Dexter Williams aims to impact Notre Dame’s younger players with lessons of his mistakes
Dexter Williams knows he almost lost his chance to genuinely contribute at Notre Dame only two weeks before that opportunity would finally arrive. Only a fortnight before the 2016 Irish season-opener, Williams and four teammates were arrested on suspicion of marijuana possession; Williams and two of the others were also initially charged with possession of a handgun without a license. The latter charge was dropped and Williams accepted a plea deal regarding the former.
The greater decision would come from the Notre Dame coaches.
“I think about it every day because that could have been my last chance, not just being at Notre Dame but playing football period,” the rising junior running back said following the Blue-Gold Game. “It’s on my mind daily, and I just continue to place myself around positive people and continue to stay positive.”
A full academic year later, Williams has worked his way back into good graces across the board. By no means did 200 rushing yards and three touchdowns on only 39 carries last season hurt that cause, but Williams’ path back to the standing of a good teammate took more than a few flashes of his speed.
“I had to grow up a lot,” he said. “I had to gain respect of my coaches, my teammates and also just begin to work even harder. I knew I let a lot of people down. I let my family down my coaches down, my teammates down. I just wanted to let them know it won’t happen again.
If he didn’t, he would be letting down his mother. When acknowledging that pressure, Williams quickly added another name. Former Notre Dame running back Greg Bryant played a pivotal role in Williams’ recruitment. Both from Florida, Bryant could undoubtedly relate to some of the hesitations an Orlando high schooler might have about moving to northwestern Indiana. Bryant was murdered May 7, 2016.
“Everything that I do is for my mother,” Williams said. “Whatever I’m doing, I make sure is for her, and also for Greg Bryant. He is one of my motivations, as well. Me and Greg had a great relationship.
Williams has done more than go through offseason conditioning—which he said has changed his speed, presumably he meant for the better. He has also taken an interest in his younger teammates. For starters, sophomore running back Tony Jones, Jr., is nearly always within earshot. After moving from receiver back to running back this spring, so was sophomore Deon McIntosh. McIntosh’s move was sparked in part by the shoulder injury suffered by early enrollee freshman C.J. Holmes.

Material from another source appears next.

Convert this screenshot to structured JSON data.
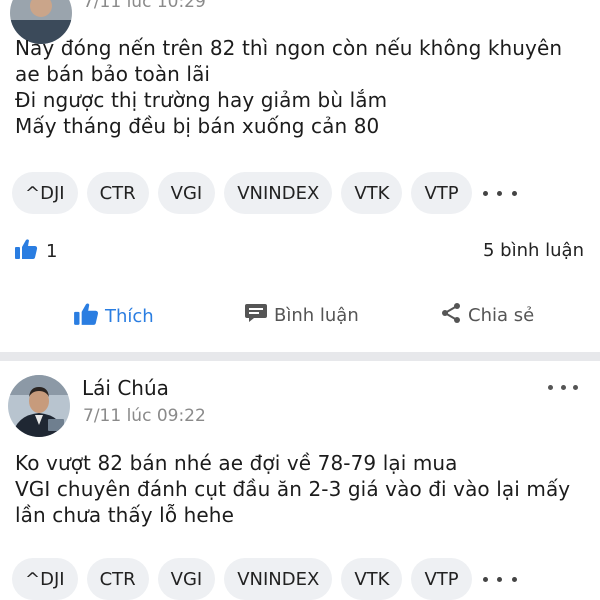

“Those younger guys that come in, those are my brothers, and I don’t want to see them go through the same [mistakes] I went through,” Williams said. “I continue to stay on them as much as my coaches and my teammates stay on me, because I don’t want to see them go down that road. I want to see them do great and be successful.”
For his part, Williams finished spring on a successful note. Much of the conversation during the 15 practices focused on Jones’ emergence, but Williams made sure to end with a notable impression. He took nine carries for 96 yards and a score. The touchdown came on a 38-yard carry, three yards shorter than his longest of the spring finale. Williams added four catches for 36 yards.
Admittedly, some of his success may have had to do with who was in the stands.
“It felt great just having a big game, being on the field with my mom here,” Williams said. “Having my coaches behind me and just having the coaches put me in, having them trust me with the ball, let me go out there and have fun. It was a great feeling.”
Suffice it to say, that is a better feeling than the one Williams had less than nine months ago. At this point, though, he is glad that August mishap occurred.
“I’m looking at it in a positive way, because if something like that didn’t happen, who knows where I could have been,” he said. “I just feel like it was a great eye-opener and it helped me maintain focus, continue on with this process and work harder.”